Tag! You're it and you're IN!

Aside from 3, 6, and 9 hole rounds of golf, which can be suspended at any time in a mobile gaming-minded way, there are other event types to play through as well. Match play rounds pit you and your team of golfers against one computer-controlled character. The winner of the most holes serves as the victor. If you end of winning, you get that character added to your team. There are also drive challenges and closest-to-the-pin challenges, where you and a CPU opponent both get three shots to hit as far on the fairway or as close to the hole as possible, and the average distance of all three determines the winner. Unlike tournament-style rounds, these events don't earn you stars. Instead, winning unlocks new costumes and color variants for each character. Tour Mode also throws in different rules occasionally in events, such as mirroring the courses, playing a round without any wind, or the much maligned by yours truly "bunkers are out of bounds" or worse yet, "rough is out of bounds" rules.

You can build up quite the impressive assortment of golfers, each with various unlockable costumes and color variants.

Regardless of whether you win or lose an event, it's worthwhile to play through the round. Characters that participate in an event, even they don't step onto the tee, earn experience just for being on the team. Leveling up increases their maximum driving distance by a small amount, but this adds up with continued levels earned. Additionally, each golfer has a specific ability (such as being great at playing out of bunkers) and club that they favor, allowing them to make otherwise impossible shots possible, especially on-the-fringe-chip-ins that would otherwise never happen with a 3-wood, for example. 

Speaking of an alternate costume and color variant, here's one right now.

If you want a traditional round of golf where you play as one character for the entire round, then Score Attack is the mode for you. Offering the ability to play a nine-hole round of golf on any course you've unlocked with any character you've already unlocked, this mode offers plenty of fun. Depending on your character's score on a given course, they earn a ranking, which in turn, earns them points--up to five per course. After reaching certain point thresholds, they earn new costumes and color variants. Another way to unlock additional content outside of the Tour Mode.

Touching and pinching the screen to move around the camera and zoom in/out respectively
feels quite natural on the iPhone/iPad.

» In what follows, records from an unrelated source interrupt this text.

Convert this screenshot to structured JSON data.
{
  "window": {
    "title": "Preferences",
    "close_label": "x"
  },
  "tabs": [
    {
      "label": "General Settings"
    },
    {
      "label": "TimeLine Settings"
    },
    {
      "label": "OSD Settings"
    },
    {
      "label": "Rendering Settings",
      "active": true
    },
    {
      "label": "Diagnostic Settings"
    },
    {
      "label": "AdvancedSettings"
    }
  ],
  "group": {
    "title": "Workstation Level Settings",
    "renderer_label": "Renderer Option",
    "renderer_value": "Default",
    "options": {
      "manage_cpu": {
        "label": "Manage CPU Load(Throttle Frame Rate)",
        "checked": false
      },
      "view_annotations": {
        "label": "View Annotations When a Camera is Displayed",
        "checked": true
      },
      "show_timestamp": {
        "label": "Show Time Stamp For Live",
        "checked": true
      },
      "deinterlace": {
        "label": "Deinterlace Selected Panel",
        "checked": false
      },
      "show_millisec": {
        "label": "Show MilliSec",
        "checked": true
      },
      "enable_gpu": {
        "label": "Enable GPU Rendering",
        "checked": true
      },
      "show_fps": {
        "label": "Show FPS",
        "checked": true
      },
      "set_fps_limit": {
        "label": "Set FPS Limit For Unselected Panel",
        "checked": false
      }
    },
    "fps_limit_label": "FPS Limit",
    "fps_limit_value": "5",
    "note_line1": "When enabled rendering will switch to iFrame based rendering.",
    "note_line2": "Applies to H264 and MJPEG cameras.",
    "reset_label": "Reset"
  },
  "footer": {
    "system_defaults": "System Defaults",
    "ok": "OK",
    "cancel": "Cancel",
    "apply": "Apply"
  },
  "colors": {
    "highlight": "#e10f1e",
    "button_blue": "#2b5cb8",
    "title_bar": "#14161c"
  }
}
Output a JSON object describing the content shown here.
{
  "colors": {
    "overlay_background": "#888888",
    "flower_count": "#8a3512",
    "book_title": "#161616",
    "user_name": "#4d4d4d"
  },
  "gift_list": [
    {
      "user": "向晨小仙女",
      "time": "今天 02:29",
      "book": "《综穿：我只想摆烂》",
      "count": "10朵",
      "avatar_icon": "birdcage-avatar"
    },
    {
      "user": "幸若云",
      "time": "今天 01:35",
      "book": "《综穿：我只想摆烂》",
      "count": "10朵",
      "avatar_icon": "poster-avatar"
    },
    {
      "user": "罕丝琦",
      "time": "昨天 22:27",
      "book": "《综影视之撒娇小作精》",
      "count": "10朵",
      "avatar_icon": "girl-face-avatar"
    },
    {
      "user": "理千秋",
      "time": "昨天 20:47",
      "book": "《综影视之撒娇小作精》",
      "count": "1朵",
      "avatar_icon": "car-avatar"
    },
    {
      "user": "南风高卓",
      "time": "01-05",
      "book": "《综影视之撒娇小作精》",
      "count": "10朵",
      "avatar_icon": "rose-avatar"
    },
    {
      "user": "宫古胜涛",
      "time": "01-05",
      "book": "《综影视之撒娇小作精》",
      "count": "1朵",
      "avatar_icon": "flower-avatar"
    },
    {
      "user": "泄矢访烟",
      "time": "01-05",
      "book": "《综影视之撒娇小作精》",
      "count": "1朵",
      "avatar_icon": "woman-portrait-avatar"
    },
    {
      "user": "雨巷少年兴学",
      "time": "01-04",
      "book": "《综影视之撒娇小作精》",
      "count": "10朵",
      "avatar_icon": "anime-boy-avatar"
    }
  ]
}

Clap Hanz Golf contains plenty of fun and content to keep players enjoying themselves on the links. However, the lack of any online multiplayer or even leaderboards is a bit disappointing. (CORRECTION: I was made aware on Twitter that there are online leaderboards for Score Attack and Survival modes.) Only local multiplayer is available currently with no news on any plans for online multiplayer. Furthermore, there is no way to record memorable shots to view them later. Past Clap Hanz games have had a way to view memorable shots and holes, so it's also just as disappointing that there is no such feature in this particular game. 

Between the over 20 characters to join your golfing team, 6+ themed courses taking place in locales like New York City's Central Park or the Egyptian pyramids, and hours upon hours of thrilling golf gameplay, Clap Hanz's first foray into self-publishing is a great success. While the swing system takes a lot of getting used to, as it has a somewhat steep learning curve, the overall difficulty of the game isn't that high that it creates a ton of frustration. Sure, I wanted to curse the golf gods when yet another shot of mine went off track or I missed a simple putt, but ultimately, I kept plugging and putting away, enjoying myself with Clap Hanz Golf. 

[SPC Says: B]